The data shows us there is a huge opportunity to re-engage these students. High schools are beginning to shift towards teaching and learning models that foster real-world problem-solving, applied knowledge-building and using technology in higher level ways for creative and collaborative purposes – the way technology is used in real workplaces. When this happens, students and teachers both rediscover the fun and joy of teaching and learning. Jen Rose is the principal of one of the top public high schools in the country, Bellevue International High School, and sees this daily:

“When students are in classrooms where they are taught and expected to use these 21st century skills, the relevance, purpose and depth of their learning increases dramatically and the walls of the classroom expand to include the entire school and the larger community. When I talk with our seniors about the difference these skills make for them personally, they report that they have much higher levels of confidence about their ability to manage complex and challenging projects, they can demonstrate flexible thinking, they are able to collaborate with all types of people and advocate for themselves and for their work, and they know they will have success in college and the work place. They know these things because they have had the opportunity to do this type of learning and work, with all of the risk-taking and challenge it brings, while still in our school, where support and instruction are there to help them as they assume real ownership over their learning. When these skills are effectively incorporated into teaching and learning, the passion and purpose of teachers and students become exciting and transformative; when our students are working on these skills and in this mode, you can feel the charge throughout the school in the classrooms and the hallways.”

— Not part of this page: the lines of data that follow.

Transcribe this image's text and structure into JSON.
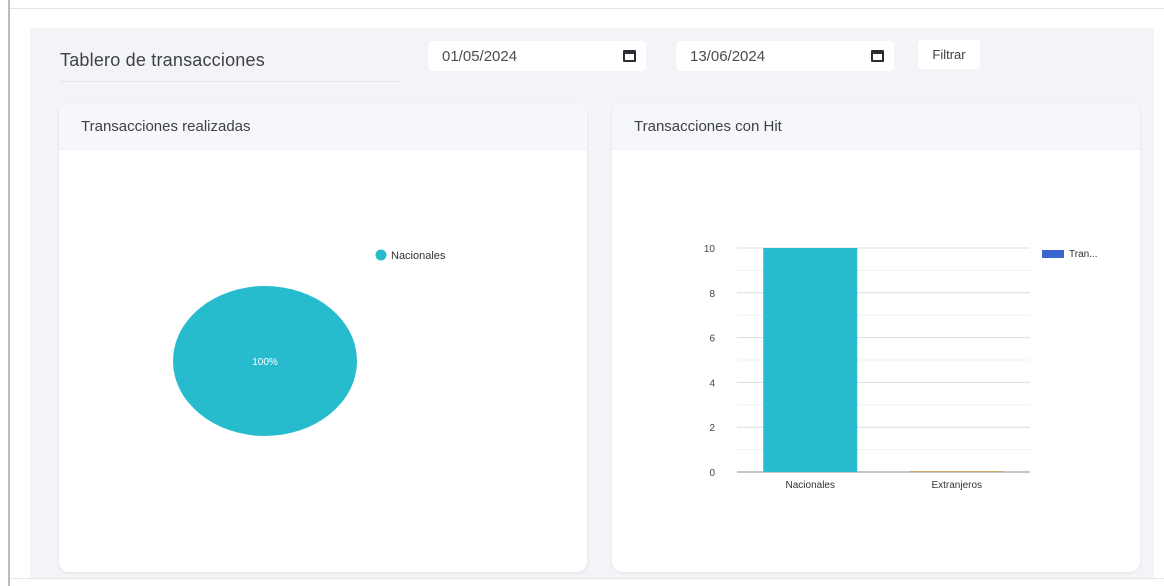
{
  "header": {
    "title": "Tablero de transacciones",
    "date_from": "01/05/2024",
    "date_to": "13/06/2024",
    "filter_label": "Filtrar"
  },
  "cards": {
    "left_title": "Transacciones realizadas",
    "right_title": "Transacciones con Hit"
  },
  "colors": {
    "teal": "#26bccd",
    "legend_blue": "#3b66cf",
    "extranjeros": "#c9a86a"
  },
  "chart_data": [
    {
      "type": "pie",
      "categories": [
        "Nacionales"
      ],
      "values": [
        100
      ],
      "slice_labels": [
        "100%"
      ],
      "legend": [
        "Nacionales"
      ],
      "legend_position": "right"
    },
    {
      "type": "bar",
      "categories": [
        "Nacionales",
        "Extranjeros"
      ],
      "series": [
        {
          "name": "Tran...",
          "values": [
            10,
            0
          ]
        }
      ],
      "ylim": [
        0,
        10
      ],
      "yticks": [
        0,
        2,
        4,
        6,
        8,
        10
      ],
      "grid": true,
      "legend_position": "top-right"
    }
  ]
}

But changing teaching and learning needs to take hold more quickly, like a firestorm across American high schools. Microsoft Partners in Learning and the Pearson Foundation believe that students’ development of 21st century skills combined with increasing student engagement and aspiration during schooling are the keys to unlocking individuals’ future potential. That is why we have invested in the Innovative Teaching and Learning Research project that focuses on how teachers and schools can embed 21st century skills in learning, and why our programs like Microsoft’s Partners in Learning for Teachers and for Schools are all designed to enable schools to carry out this type of learning. Through these programs, teachers and schools from around the world are collaborating to redesign students’ learning experiences in ways that develop students’ 21st century skills and engage them in real-world problem-solving using technology. And where schools are not already changing, Microsoft’s global, company-wide YouthSpark initiative aims to help 300 million youth develop key skills outside of their formal education. What happens in schooling around the world is beginning to change. We invite you to be part of that change with us.

About the Author

Vice President, Worldwide Education, Microsoft